When the various phases came and went, we knew that some of the Blues contracted covid-19. They shut down their entire facility, stopped practicing and had no meetings.
What we did not know was who and how many. At the time, it could have been just a staff member and the team being cautious.
After the season was over, Doug Armstrong said about 20% of the team had the virus. They were not asymptomatic either.
“Yeah it did (affect their conditioning), just because when they were quarantining, they couldn’t go to the gym or do certain things,” Armstrong said, reported by Chris Pinkert. “It affected each player differently. Some lost a considerable amount of weight. They all felt some form of a symptom. It wasn’t that they had it and didn’t feel anything.”
This was news nobody really expected when it was released. We all knew someone had the virus and many expected it was Vince Dunn since he was held out for so long.
We did not know that many players contracted it and all had symptoms. You can say there are no excuses since they went ahead and played, but being sick with anything is a reason you might not perform.
Think of your own life experiences. I know that after having even just a stomach issue or a cold, going back to the gym is murder because your body is just not prepared.
Your cardio shape has all but vanished and even strength levels are way down. In a sport that requires insane amounts of cardiovascular stamina and strength to win puck battles, being at less then 100% puts you behind the eight ball.
We were not those players. We don’t know how they felt or how the sickness might have taken a toll on them.
Each of us have our own beliefs on the virus and how the responsible authorities have reacted to all of this. However, whether you think it’s a new plague or just the next cold, the bottom line is a decent amount of players got sick.
When you’re sick, your body is trying to fight the battle inside first and everything outside is secondary. That could explain the lack of energy just as much, if not more, than a lack of training intensity.
We will never know. The sad thing is this team was built to repeat.
They were the best team in the Western Conference for almost the entire regular season. Colorado was creeping up, but the Blues were still rolling.
No matter how you slice it, nobody can deny that the pandemic pause derailed the Blues. Whether they did not take things as seriously as they needed, whether it was a lack of fans or lack of family during the quarantine or whether they were still dealing with the aftereffects of the virus, the pause cost them a true opportunity to repeat.
Maybe they would have played in a second final or maybe they get bounced in the second round.
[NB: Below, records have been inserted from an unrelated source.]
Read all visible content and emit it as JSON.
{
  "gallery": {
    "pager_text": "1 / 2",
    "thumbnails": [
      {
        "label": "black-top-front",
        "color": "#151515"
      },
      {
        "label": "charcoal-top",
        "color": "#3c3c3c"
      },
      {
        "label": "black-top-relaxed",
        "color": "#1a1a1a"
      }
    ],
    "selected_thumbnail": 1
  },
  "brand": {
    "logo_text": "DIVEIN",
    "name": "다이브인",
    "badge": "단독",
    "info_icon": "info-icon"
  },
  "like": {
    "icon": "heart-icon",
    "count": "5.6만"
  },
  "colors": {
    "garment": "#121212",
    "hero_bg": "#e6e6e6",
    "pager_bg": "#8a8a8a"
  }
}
We will never know, but I would take my chances with that Blues team that played against Anaheim in March over what ended up playing in Edmonton, any day of the week.